◆ **EXERCISE**
Filter the listing below down to the lines containing the word "header".

*** Opening of RECORDS SUPPLIED ***

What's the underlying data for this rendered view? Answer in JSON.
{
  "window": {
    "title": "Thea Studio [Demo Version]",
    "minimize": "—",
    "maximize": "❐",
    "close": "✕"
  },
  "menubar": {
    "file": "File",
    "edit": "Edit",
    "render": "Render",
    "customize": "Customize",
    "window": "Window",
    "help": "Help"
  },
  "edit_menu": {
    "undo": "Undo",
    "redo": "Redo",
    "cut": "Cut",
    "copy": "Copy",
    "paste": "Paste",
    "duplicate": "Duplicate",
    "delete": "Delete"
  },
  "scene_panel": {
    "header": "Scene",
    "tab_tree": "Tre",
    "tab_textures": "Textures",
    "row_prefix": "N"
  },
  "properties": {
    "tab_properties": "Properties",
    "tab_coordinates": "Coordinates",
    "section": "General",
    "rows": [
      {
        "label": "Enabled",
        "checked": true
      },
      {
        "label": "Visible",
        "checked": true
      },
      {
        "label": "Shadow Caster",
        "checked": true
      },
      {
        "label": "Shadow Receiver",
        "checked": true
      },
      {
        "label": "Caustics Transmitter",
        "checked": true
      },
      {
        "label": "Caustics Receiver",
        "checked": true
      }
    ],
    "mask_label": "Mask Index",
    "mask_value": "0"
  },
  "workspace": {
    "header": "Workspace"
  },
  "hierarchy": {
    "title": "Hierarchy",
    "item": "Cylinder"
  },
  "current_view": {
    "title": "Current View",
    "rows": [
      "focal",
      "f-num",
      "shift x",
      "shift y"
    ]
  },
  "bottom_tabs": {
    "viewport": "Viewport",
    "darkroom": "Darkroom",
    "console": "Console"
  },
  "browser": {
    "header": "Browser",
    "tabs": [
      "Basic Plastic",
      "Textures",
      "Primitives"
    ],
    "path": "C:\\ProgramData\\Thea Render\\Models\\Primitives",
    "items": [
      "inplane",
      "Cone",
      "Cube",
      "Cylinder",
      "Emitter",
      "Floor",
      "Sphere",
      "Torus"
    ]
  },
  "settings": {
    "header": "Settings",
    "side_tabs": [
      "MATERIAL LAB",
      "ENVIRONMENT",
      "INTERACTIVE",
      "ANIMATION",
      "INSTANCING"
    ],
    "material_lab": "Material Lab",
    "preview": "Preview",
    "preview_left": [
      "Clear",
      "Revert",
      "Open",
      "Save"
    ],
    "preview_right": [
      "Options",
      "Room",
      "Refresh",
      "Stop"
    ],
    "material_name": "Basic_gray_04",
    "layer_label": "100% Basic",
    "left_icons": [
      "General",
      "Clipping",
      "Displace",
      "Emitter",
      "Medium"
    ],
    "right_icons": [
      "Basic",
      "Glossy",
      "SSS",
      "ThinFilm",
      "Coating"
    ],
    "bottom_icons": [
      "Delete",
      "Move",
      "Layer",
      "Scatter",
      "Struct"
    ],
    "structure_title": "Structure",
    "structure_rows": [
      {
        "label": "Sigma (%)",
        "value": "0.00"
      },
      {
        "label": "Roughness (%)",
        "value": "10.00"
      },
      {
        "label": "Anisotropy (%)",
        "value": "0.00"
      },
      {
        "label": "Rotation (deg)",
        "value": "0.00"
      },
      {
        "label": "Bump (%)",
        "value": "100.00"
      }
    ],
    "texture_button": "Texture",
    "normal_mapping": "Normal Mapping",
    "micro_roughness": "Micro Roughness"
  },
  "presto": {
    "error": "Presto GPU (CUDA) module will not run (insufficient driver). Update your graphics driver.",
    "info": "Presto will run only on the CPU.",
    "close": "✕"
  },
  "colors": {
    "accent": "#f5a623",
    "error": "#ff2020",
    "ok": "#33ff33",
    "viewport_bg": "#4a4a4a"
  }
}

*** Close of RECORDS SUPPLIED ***

◆ **RESULT OF THIS EXERCISE**
    "header": "Scene",
    "header": "Workspace"
    "header": "Browser",
    "header": "Settings",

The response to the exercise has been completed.